So if you want to — and again, I’m so sorry, I didn’t know any of this stuff and now I can’t unknow it. I’m really sorry. I do think anyone concerned about molecular nanotechnology really needs to read the debate by Richard Sm alley and Eric Drexler. Smalley passed away. This kills me to be recommending these four people on the slide.
I just — so these are not definitely — I’m not advocating — you know, when you’re like, yes, everybody, listen to Mark Andreeson. You’re off the rails! I mean this is part of why we need more people to sit up. This fear of extinction is this place, because if I don’t stand up and defend humanity, we’re left with Marc Andreessan to do it.
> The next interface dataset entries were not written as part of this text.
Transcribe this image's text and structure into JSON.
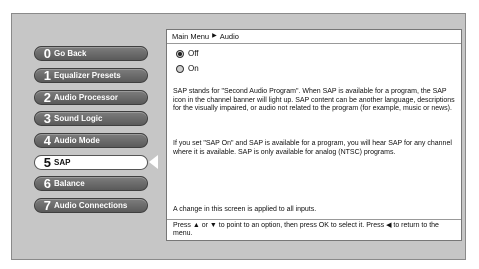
{
  "menu": {
    "items": [
      {
        "num": "0",
        "label": "Go Back"
      },
      {
        "num": "1",
        "label": "Equalizer Presets"
      },
      {
        "num": "2",
        "label": "Audio Processor"
      },
      {
        "num": "3",
        "label": "Sound Logic"
      },
      {
        "num": "4",
        "label": "Audio Mode"
      },
      {
        "num": "5",
        "label": "SAP"
      },
      {
        "num": "6",
        "label": "Balance"
      },
      {
        "num": "7",
        "label": "Audio Connections"
      }
    ],
    "selected_index": 5
  },
  "panel": {
    "breadcrumb": {
      "root": "Main Menu",
      "separator": "▶",
      "current": "Audio"
    },
    "options": [
      {
        "label": "Off",
        "selected": true
      },
      {
        "label": "On",
        "selected": false
      }
    ],
    "description_1": "SAP stands for \"Second Audio Program\". When SAP is available for a program, the SAP icon in the channel banner will light up. SAP content can be another language, descriptions for the visually impaired, or audio not related to the program (for example, music or news).",
    "description_2": "If you set \"SAP On\" and SAP is available for a program, you will hear SAP for any channel where it is available. SAP is only available for analog (NTSC) programs.",
    "note": "A change in this screen is applied to all inputs.",
    "help": "Press ▲ or ▼ to point to an option, then press OK to select it. Press ◀ to return to the menu."
  }
}
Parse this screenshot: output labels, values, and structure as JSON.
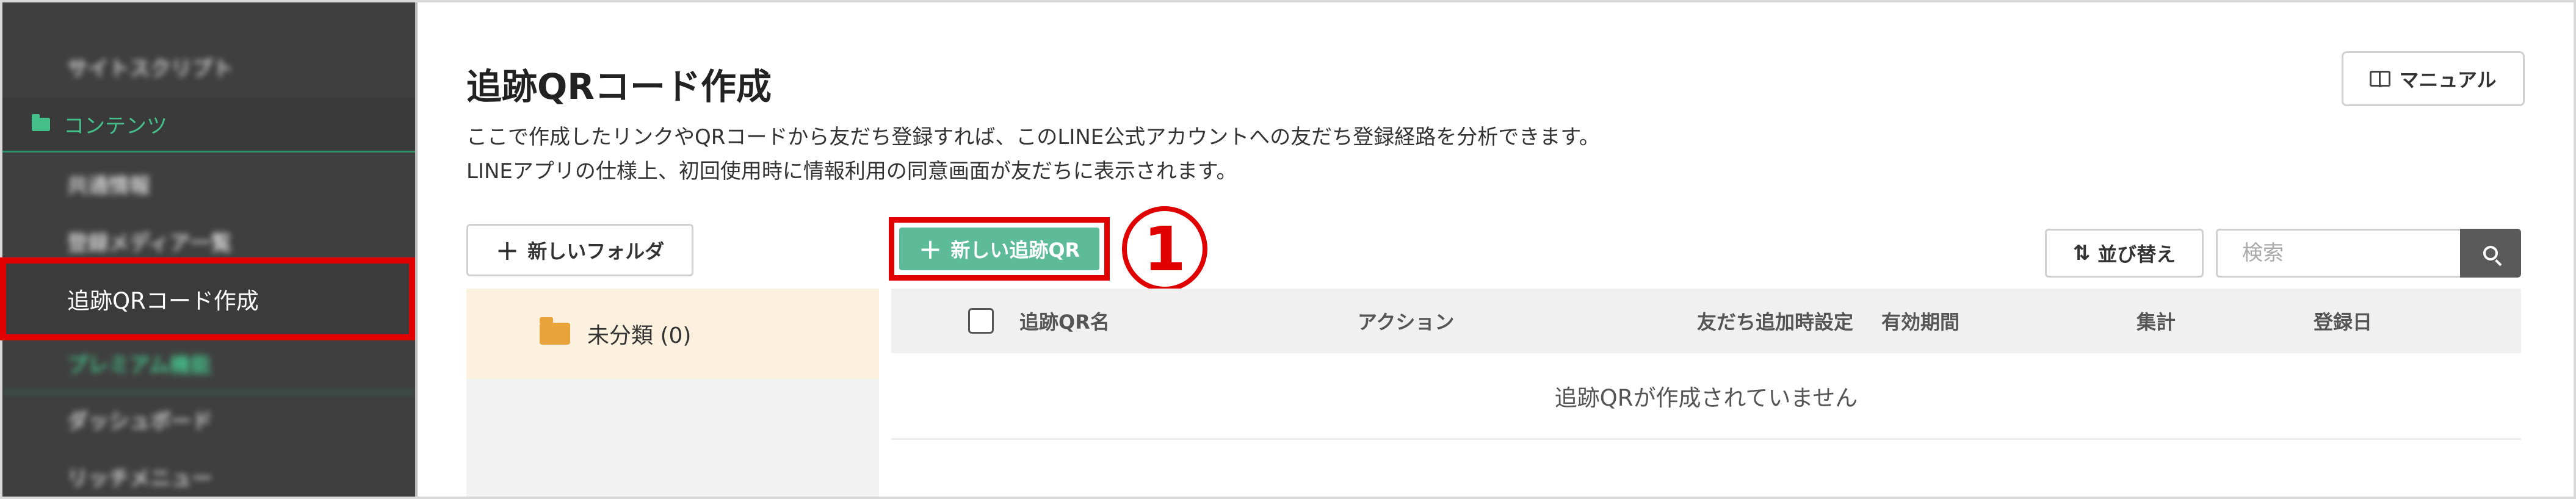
{
  "sidebar": {
    "items_above": [
      "サイトスクリプト"
    ],
    "section": "コンテンツ",
    "items": [
      "共通情報",
      "登録メディア一覧"
    ],
    "active": "追跡QRコード作成",
    "premium": "プレミアム機能",
    "items_below": [
      "ダッシュボード",
      "リッチメニュー"
    ]
  },
  "header": {
    "title": "追跡QRコード作成",
    "desc1": "ここで作成したリンクやQRコードから友だち登録すれば、このLINE公式アカウントへの友だち登録経路を分析できます。",
    "desc2": "LINEアプリの仕様上、初回使用時に情報利用の同意画面が友だちに表示されます。",
    "manual_label": "マニュアル"
  },
  "toolbar": {
    "new_folder_label": "新しいフォルダ",
    "new_qr_label": "新しい追跡QR",
    "marker": "1",
    "sort_label": "並び替え",
    "search_placeholder": "検索"
  },
  "folders": [
    {
      "label": "未分類 (0)"
    }
  ],
  "table": {
    "columns": [
      "追跡QR名",
      "アクション",
      "友だち追加時設定",
      "有効期間",
      "集計",
      "登録日"
    ],
    "empty_message": "追跡QRが作成されていません"
  },
  "colors": {
    "sidebar_bg": "#3f3f3f",
    "accent_green": "#5dbb99",
    "highlight_red": "#e00000",
    "folder_row_bg": "#fcf1df"
  }
}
Eliezer, I don’t know, he’s kind of growing on me. And Logan Bartlett, but you should — Logan is actually a very good interviewer and Yudkowsky is kind of the Oprah of the AI journalists and it is worth listening to this only to understand what other people are listening to, because it is troubling and Logan Bartlett did a terrific interview with a subject that I would have had a hard time interviewing coolly.
And. And the podcast, all of the failure of Oxide and all the humanity that we have in our industry. And with that, thank you very much.